With all these planets, why haven't we found any exomoons?

The article explains here, "New research suggests that one reason we haven't confirmed the detection of an exomoon is that our detection methods favor larger planets closer to their stars, which are far less likely to host moons in stable orbits."

My observation. A simple answer here that seems very correct. At the exoplanet sites, for those with orbital periods <=370 days, there are some 3900 or more shown with short periods, and many with large masses.

This exoplanet site shows 3930 planets with short periods <=370 days, The Extrasolar Planets Encyclopaedia (exoplanet.eu) The average period is 29.46 days.

This site shows 3811 planets with average period 28.49 days, NASA Exoplanet Archive (caltech.edu)
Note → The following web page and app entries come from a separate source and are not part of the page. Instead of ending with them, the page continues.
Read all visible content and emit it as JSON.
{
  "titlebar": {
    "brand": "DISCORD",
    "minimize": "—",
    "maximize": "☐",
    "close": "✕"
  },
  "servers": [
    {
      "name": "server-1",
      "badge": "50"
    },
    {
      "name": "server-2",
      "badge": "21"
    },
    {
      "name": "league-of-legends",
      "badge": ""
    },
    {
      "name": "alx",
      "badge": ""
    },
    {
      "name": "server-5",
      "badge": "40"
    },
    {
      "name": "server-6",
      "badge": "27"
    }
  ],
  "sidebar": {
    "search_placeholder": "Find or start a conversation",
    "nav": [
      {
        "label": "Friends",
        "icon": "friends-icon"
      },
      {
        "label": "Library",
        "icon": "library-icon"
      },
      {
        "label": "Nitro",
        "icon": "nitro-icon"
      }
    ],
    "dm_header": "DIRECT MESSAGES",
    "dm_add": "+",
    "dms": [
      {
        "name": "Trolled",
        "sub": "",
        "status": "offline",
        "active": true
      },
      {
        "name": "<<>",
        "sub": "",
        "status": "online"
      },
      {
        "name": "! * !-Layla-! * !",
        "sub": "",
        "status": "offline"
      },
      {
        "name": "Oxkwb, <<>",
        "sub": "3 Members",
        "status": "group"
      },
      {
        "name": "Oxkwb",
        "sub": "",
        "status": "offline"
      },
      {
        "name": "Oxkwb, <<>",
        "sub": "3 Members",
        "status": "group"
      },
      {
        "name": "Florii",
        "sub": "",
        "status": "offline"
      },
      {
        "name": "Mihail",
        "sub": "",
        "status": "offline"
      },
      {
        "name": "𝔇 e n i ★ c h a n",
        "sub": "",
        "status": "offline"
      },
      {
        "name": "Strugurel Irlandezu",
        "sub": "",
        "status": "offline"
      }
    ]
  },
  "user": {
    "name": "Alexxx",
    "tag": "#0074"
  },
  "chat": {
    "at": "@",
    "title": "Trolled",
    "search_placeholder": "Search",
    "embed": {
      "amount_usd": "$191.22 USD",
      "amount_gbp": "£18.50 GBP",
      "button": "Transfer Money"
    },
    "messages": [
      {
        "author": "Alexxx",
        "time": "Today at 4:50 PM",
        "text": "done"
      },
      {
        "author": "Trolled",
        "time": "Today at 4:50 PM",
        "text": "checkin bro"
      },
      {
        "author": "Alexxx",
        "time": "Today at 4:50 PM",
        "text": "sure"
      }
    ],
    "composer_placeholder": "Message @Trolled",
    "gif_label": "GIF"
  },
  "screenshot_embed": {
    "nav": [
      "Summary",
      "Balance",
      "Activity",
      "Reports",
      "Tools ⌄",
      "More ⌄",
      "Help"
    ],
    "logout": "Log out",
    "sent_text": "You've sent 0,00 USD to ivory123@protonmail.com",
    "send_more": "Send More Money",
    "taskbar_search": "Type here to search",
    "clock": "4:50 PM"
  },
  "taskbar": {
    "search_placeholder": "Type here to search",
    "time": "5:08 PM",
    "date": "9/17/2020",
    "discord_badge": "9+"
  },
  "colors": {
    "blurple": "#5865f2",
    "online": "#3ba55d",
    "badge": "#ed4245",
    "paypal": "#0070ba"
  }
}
I can routinely observe the Galilean moons at Jupiter using my telescopes (90-mm refractor and 10-inch Newtonian) but seeing exomoons like that, is a work in progress :)
It’s hard enough to detect a planet orbiting another star, with the bright star and dim planet and so close together. Some are detected by the change in magnitude during occultation, some by the gravitational wobble of the star. It would be way more difficult to detect an even lower grade wobble of a planet we can’t see, and if a planet occults the star, we get the combination magnitude of the planet and the moon together. Just remember, we didn’t know Pluto had moons until 1998.